What needs to be done: With the string "JSON" as the filter, copy each matching line from the records.

Provided entries:

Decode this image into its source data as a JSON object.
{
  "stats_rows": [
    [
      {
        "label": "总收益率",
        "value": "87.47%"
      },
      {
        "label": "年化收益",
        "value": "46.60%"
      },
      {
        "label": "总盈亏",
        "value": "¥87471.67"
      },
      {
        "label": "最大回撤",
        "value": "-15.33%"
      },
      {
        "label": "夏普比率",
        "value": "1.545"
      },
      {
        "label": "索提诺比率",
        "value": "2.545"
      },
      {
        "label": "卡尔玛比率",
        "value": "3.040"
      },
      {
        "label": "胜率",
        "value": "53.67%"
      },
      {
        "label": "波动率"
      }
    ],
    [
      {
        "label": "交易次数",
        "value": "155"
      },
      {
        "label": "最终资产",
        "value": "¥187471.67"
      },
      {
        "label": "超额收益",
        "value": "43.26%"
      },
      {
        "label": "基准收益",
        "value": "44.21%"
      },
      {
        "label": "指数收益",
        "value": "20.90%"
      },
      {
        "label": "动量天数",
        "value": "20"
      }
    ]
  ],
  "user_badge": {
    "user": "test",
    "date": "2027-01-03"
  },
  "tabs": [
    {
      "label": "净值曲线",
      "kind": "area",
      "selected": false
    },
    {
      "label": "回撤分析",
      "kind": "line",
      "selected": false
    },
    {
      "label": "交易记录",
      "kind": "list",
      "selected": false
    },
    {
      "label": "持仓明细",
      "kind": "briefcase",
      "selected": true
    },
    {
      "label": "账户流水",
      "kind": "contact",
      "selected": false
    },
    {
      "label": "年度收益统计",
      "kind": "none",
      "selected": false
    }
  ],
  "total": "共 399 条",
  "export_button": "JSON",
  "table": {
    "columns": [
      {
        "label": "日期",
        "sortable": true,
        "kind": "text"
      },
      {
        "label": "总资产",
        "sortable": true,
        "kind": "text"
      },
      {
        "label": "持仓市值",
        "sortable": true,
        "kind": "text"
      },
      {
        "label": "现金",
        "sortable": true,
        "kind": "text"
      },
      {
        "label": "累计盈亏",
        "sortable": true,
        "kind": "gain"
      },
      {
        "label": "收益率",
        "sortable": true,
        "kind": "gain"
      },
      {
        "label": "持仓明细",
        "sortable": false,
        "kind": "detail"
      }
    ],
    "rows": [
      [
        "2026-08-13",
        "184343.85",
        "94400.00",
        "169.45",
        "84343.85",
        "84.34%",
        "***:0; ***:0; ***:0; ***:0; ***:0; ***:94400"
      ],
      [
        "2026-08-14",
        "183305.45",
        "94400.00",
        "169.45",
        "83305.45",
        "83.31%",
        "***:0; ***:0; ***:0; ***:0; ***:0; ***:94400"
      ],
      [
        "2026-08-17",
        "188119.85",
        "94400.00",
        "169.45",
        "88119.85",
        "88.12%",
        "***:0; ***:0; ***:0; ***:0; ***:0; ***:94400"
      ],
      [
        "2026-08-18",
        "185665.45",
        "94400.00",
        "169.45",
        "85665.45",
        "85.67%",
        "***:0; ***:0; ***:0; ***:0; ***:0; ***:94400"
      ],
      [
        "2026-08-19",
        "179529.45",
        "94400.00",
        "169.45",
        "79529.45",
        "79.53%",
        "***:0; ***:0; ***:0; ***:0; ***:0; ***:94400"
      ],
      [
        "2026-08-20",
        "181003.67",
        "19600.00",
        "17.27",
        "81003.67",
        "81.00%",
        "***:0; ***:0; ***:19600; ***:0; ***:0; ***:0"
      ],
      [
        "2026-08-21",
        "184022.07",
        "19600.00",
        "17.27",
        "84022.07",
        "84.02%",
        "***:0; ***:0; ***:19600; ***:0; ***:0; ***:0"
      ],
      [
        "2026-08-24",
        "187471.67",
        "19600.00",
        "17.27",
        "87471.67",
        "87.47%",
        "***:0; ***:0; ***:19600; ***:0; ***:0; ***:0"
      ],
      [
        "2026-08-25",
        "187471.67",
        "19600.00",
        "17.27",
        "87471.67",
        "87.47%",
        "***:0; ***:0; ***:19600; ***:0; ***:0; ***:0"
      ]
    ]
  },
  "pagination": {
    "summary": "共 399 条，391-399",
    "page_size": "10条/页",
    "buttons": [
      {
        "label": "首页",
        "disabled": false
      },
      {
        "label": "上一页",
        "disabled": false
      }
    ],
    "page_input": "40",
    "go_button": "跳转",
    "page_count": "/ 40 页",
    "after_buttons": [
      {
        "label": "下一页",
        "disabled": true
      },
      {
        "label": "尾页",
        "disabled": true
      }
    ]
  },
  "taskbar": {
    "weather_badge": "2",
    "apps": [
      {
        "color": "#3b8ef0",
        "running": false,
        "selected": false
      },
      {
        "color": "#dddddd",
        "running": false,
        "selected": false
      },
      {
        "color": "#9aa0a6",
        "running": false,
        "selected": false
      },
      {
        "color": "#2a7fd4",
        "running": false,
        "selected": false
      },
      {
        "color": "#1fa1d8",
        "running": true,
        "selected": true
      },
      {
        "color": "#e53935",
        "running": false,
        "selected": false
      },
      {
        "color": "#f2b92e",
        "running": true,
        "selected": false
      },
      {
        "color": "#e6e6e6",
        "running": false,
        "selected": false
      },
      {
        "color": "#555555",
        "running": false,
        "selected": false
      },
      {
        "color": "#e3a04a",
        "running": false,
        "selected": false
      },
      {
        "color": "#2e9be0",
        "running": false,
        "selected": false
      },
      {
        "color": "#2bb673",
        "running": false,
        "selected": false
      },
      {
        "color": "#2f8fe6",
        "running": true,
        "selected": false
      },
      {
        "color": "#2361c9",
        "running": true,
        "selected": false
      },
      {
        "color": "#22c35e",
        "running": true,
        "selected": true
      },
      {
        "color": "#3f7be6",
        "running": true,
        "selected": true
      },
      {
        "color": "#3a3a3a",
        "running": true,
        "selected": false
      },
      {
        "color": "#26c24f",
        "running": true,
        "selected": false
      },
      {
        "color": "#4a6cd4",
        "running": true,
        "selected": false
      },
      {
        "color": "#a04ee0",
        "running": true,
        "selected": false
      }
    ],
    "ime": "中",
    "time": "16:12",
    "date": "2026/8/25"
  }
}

Answer area:
Decode this image into its source data as a JSON object.
  "export_button": "JSON",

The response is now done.